Return each line of the records below that contains the word "sliding".

= Beginning of Section =

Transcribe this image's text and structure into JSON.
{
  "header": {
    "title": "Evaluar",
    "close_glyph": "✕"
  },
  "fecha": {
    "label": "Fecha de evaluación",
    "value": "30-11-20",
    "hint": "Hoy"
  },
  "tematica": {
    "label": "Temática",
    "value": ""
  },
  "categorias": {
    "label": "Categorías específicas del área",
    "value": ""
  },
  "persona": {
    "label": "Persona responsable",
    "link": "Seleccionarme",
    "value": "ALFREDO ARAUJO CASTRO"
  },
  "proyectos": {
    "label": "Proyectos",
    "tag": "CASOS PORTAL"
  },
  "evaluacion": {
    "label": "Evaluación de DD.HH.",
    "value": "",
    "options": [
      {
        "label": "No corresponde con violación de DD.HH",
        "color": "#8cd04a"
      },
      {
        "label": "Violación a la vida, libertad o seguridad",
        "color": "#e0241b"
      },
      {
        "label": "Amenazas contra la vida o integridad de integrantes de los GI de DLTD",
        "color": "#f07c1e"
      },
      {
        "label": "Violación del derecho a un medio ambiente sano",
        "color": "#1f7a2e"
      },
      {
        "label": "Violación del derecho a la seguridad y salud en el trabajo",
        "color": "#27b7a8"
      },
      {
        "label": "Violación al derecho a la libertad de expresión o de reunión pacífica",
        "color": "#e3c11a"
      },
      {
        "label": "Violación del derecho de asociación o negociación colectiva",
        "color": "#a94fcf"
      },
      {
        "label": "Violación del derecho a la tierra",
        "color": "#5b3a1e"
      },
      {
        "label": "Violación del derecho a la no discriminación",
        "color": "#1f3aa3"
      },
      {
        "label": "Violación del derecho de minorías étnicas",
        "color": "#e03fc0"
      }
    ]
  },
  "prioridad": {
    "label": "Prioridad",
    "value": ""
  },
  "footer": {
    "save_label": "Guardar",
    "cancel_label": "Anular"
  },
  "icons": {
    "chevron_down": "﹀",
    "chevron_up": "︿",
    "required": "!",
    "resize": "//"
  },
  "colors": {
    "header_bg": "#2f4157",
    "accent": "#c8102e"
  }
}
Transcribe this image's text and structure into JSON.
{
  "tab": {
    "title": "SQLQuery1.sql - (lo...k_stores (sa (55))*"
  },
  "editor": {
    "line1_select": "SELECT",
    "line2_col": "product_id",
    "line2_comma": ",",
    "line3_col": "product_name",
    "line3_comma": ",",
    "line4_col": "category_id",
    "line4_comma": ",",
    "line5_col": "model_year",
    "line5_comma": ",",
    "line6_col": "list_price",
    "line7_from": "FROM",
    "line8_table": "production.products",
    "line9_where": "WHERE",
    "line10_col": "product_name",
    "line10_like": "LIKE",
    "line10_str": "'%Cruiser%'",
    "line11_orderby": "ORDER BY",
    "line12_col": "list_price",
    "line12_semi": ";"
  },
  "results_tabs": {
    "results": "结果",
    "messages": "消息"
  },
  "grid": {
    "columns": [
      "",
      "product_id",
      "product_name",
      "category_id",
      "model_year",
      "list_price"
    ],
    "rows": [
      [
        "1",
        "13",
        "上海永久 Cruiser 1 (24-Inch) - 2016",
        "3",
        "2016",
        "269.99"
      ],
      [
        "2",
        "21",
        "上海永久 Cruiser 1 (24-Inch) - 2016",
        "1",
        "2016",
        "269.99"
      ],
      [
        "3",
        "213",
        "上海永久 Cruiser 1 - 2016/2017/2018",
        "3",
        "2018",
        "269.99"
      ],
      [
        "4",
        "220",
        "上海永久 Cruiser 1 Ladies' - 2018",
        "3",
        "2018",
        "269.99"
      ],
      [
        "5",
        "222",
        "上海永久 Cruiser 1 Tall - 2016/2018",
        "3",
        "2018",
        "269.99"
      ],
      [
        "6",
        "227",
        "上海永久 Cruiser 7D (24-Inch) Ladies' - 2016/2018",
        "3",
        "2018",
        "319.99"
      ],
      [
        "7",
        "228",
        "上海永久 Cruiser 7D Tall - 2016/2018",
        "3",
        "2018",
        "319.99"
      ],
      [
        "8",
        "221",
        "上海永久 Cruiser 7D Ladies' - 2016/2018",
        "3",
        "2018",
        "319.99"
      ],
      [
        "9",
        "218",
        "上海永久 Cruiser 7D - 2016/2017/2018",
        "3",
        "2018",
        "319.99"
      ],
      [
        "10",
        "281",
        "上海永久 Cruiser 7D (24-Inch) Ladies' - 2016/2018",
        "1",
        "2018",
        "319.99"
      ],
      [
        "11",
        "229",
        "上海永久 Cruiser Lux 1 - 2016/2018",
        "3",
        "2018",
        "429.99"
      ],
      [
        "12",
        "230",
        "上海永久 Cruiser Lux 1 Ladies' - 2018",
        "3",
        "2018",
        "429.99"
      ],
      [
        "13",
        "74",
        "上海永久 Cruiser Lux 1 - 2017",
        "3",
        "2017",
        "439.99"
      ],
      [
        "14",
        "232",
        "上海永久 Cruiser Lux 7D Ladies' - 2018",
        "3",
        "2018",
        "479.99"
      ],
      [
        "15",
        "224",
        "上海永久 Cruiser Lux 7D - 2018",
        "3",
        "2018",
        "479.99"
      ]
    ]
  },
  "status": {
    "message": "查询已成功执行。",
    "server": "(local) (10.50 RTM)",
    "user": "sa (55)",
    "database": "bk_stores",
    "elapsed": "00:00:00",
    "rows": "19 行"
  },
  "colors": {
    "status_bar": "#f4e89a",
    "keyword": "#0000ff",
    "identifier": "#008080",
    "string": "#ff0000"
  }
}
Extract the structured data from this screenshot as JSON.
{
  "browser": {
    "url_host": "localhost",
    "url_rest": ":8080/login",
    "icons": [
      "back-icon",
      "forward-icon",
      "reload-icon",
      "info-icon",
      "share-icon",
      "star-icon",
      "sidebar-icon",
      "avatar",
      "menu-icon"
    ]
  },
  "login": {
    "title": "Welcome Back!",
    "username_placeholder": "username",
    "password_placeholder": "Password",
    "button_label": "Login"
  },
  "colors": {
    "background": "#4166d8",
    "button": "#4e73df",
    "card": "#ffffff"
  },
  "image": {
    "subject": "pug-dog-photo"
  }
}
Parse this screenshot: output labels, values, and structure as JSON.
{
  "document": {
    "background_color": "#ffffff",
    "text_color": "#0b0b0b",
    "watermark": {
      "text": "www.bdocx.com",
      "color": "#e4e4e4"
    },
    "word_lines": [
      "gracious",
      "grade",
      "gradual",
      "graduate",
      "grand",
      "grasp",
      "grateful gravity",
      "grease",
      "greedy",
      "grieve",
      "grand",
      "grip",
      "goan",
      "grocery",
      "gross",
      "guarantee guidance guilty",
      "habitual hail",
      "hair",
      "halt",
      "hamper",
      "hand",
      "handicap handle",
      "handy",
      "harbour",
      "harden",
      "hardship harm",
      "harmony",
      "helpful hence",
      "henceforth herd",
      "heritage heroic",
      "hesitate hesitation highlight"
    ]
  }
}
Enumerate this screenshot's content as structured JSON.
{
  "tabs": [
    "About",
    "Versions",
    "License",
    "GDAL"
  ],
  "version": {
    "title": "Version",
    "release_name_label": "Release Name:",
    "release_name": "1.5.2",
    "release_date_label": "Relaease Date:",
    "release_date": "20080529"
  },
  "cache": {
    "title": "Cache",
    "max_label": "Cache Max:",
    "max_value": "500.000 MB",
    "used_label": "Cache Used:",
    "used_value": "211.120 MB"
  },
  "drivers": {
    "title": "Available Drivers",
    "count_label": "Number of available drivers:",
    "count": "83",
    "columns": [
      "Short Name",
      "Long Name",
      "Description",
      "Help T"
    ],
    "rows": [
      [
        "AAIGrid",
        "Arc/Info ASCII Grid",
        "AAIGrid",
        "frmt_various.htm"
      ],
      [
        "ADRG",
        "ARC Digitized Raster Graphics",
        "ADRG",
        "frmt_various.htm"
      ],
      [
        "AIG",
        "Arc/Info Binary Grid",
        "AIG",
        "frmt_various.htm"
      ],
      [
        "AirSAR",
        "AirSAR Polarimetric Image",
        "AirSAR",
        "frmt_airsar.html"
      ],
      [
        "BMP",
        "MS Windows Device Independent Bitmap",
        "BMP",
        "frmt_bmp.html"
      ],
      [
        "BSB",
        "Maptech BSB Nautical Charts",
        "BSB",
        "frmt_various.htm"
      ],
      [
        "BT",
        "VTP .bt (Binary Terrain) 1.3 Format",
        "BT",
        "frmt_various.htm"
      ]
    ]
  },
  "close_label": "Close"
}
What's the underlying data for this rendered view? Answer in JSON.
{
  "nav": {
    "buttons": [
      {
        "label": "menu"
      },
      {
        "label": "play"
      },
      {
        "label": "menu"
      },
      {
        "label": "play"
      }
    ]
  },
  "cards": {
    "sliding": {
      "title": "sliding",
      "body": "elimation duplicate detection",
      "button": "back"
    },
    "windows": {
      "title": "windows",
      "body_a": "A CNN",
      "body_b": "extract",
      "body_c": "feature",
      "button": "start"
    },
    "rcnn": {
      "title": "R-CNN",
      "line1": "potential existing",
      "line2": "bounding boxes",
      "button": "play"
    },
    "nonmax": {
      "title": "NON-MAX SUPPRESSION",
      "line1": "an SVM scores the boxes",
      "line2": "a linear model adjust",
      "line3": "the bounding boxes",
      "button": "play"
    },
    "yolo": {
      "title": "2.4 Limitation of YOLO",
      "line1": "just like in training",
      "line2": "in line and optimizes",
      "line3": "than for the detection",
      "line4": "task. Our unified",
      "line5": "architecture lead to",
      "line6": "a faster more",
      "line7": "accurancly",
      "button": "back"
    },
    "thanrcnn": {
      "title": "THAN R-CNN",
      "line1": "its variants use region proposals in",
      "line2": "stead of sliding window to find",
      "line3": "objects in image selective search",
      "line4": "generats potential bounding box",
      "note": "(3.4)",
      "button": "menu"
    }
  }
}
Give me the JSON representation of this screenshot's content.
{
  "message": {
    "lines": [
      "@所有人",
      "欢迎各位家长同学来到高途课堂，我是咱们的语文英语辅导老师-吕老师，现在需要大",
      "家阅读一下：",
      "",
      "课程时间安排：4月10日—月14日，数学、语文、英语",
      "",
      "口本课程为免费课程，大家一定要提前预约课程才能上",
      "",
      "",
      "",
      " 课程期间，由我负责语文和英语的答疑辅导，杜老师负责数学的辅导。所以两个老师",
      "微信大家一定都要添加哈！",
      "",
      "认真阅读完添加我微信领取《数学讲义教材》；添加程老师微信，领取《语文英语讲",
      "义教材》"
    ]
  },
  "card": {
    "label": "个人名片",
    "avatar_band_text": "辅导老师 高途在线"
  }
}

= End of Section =

YOUR SOLUTION.
    "sliding": {
      "title": "sliding",
      "line2": "stead of sliding window to find",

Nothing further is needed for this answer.